> Task objective: Each line of the records below that contains "classy" needs to be copied.

> Dataset extract:
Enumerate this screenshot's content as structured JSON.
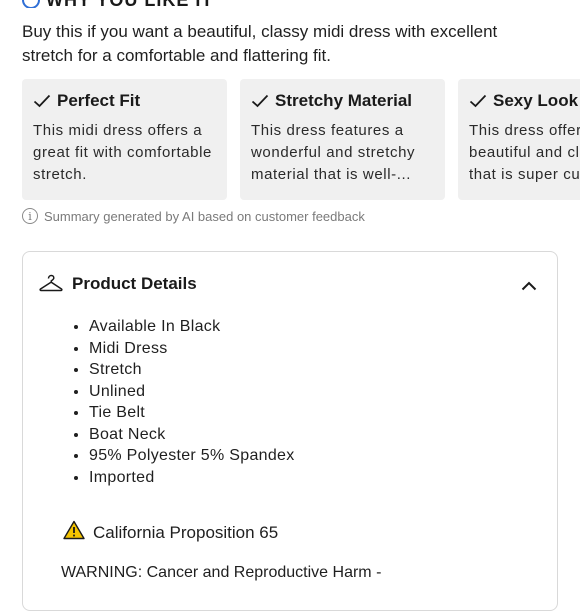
{
  "section_title": "WHY YOU LIKE IT",
  "summary": "Buy this if you want a beautiful, classy midi dress with excellent stretch for a comfortable and flattering fit.",
  "cards": [
    {
      "title": "Perfect Fit",
      "text": "This midi dress offers a great fit with comfortable stretch."
    },
    {
      "title": "Stretchy Material",
      "text": "This dress features a wonderful and stretchy material that is well-..."
    },
    {
      "title": "Sexy Look",
      "text": "This dress offers a beautiful and classy look that is super cute"
    }
  ],
  "ai_note": "Summary generated by AI based on customer feedback",
  "product_details": {
    "title": "Product Details",
    "items": [
      "Available In Black",
      "Midi Dress",
      "Stretch",
      "Unlined",
      "Tie Belt",
      "Boat Neck",
      "95% Polyester 5% Spandex",
      "Imported"
    ],
    "prop65_label": "California Proposition 65",
    "warning_text": "WARNING: Cancer and Reproductive Harm -"
  },
  "colors": {
    "accent": "#2f6fd6",
    "card_bg": "#f0f0f0",
    "muted": "#7a7a7a",
    "warning_yellow": "#f5c400"
  },
  "icons": {
    "card_check": "check-icon",
    "info": "info-icon",
    "details": "hanger-icon",
    "toggle": "chevron-up-icon",
    "prop65": "warning-triangle-icon"
  }
}
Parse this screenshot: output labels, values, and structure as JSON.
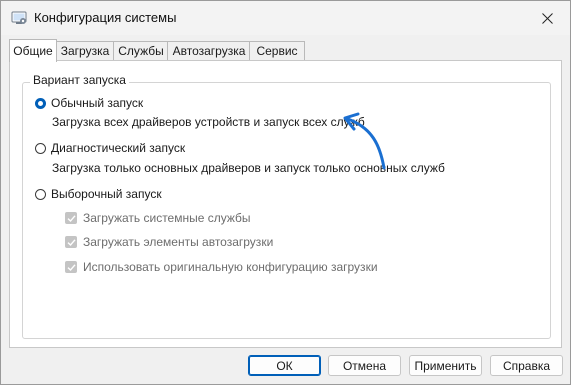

> Exercise solution:
  "summary": "Buy this if you want a beautiful, classy midi dress with excellent stretch for a comfortable and flattering fit.",
      "text": "This dress offers a beautiful and classy look that is super cute"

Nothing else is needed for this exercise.